TASK PROMPT:
Repeat every line of the data exactly, but not the pictures.

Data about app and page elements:
-.-.-
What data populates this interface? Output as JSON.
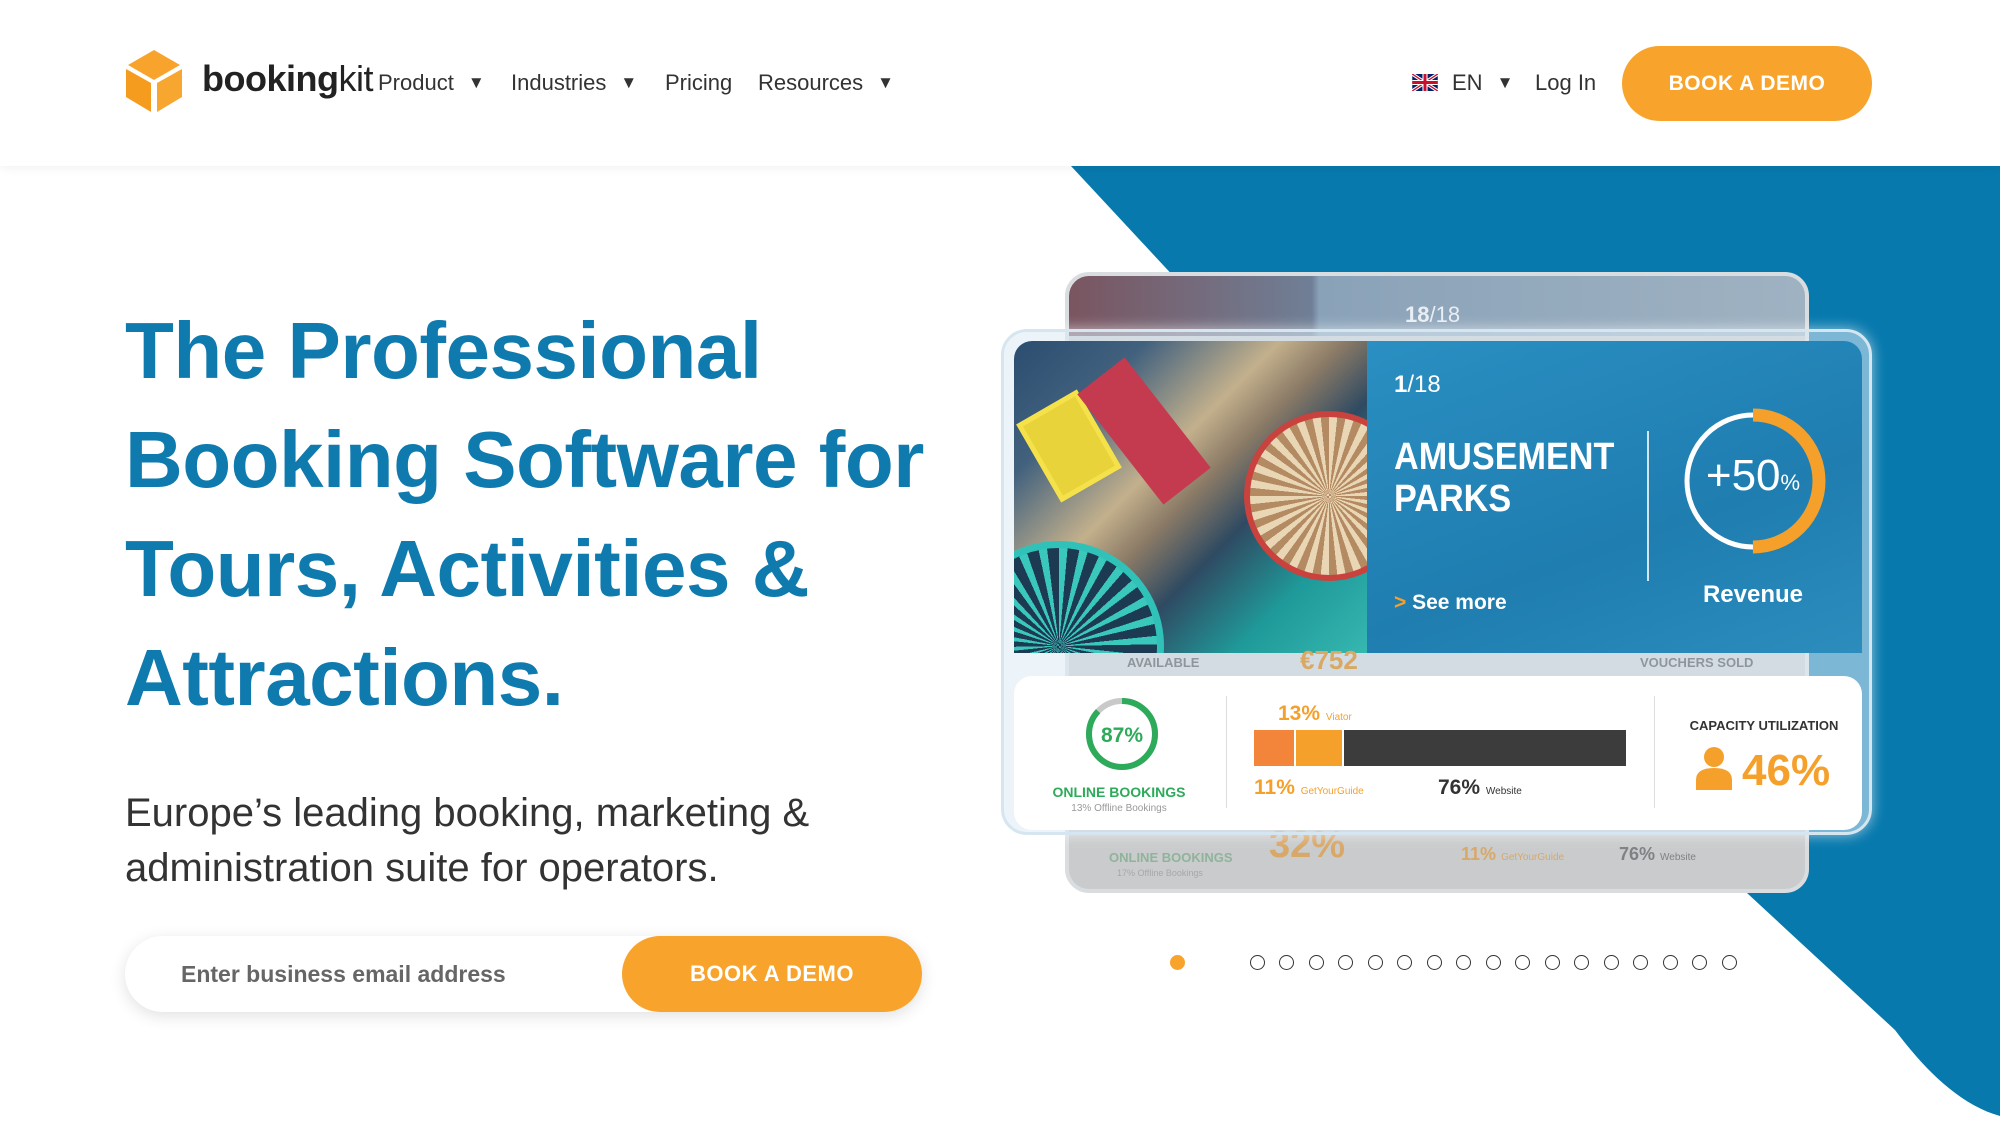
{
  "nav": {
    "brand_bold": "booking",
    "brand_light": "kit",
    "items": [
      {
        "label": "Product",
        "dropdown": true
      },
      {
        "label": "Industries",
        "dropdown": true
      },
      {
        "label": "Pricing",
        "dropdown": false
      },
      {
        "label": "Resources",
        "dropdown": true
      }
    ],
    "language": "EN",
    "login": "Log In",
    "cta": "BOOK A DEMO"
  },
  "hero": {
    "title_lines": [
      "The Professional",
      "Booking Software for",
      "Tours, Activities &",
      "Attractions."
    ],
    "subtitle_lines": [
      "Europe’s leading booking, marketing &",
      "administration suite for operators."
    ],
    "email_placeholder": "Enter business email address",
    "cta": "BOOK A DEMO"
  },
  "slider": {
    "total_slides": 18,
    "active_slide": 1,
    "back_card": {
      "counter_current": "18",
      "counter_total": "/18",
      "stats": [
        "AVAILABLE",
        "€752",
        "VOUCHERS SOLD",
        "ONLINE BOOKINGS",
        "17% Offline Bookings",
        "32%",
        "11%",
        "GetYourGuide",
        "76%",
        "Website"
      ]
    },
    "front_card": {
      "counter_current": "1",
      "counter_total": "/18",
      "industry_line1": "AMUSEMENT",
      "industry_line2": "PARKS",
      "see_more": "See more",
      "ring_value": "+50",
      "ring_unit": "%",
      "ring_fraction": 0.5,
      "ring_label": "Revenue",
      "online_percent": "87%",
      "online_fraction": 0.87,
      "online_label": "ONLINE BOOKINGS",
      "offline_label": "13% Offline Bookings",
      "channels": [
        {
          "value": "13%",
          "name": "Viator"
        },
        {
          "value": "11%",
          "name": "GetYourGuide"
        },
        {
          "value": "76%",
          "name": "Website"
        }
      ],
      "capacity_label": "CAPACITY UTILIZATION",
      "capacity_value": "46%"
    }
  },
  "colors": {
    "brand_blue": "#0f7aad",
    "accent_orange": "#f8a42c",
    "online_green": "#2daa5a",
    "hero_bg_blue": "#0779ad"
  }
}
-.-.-
YOUR RESPONSE:
What data populates this interface? Output as JSON.
{
  "nav": {
    "brand_bold": "booking",
    "brand_light": "kit",
    "items": [
      {
        "label": "Product",
        "dropdown": true
      },
      {
        "label": "Industries",
        "dropdown": true
      },
      {
        "label": "Pricing",
        "dropdown": false
      },
      {
        "label": "Resources",
        "dropdown": true
      }
    ],
    "language": "EN",
    "login": "Log In",
    "cta": "BOOK A DEMO"
  },
  "hero": {
    "title_lines": [
      "The Professional",
      "Booking Software for",
      "Tours, Activities &",
      "Attractions."
    ],
    "subtitle_lines": [
      "Europe’s leading booking, marketing &",
      "administration suite for operators."
    ],
    "email_placeholder": "Enter business email address",
    "cta": "BOOK A DEMO"
  },
  "slider": {
    "total_slides": 18,
    "active_slide": 1,
    "back_card": {
      "counter_current": "18",
      "counter_total": "/18",
      "stats": [
        "AVAILABLE",
        "€752",
        "VOUCHERS SOLD",
        "ONLINE BOOKINGS",
        "17% Offline Bookings",
        "32%",
        "11%",
        "GetYourGuide",
        "76%",
        "Website"
      ]
    },
    "front_card": {
      "counter_current": "1",
      "counter_total": "/18",
      "industry_line1": "AMUSEMENT",
      "industry_line2": "PARKS",
      "see_more": "See more",
      "ring_value": "+50",
      "ring_unit": "%",
      "ring_fraction": 0.5,
      "ring_label": "Revenue",
      "online_percent": "87%",
      "online_fraction": 0.87,
      "online_label": "ONLINE BOOKINGS",
      "offline_label": "13% Offline Bookings",
      "channels": [
        {
          "value": "13%",
          "name": "Viator"
        },
        {
          "value": "11%",
          "name": "GetYourGuide"
        },
        {
          "value": "76%",
          "name": "Website"
        }
      ],
      "capacity_label": "CAPACITY UTILIZATION",
      "capacity_value": "46%"
    }
  },
  "colors": {
    "brand_blue": "#0f7aad",
    "accent_orange": "#f8a42c",
    "online_green": "#2daa5a",
    "hero_bg_blue": "#0779ad"
  }
}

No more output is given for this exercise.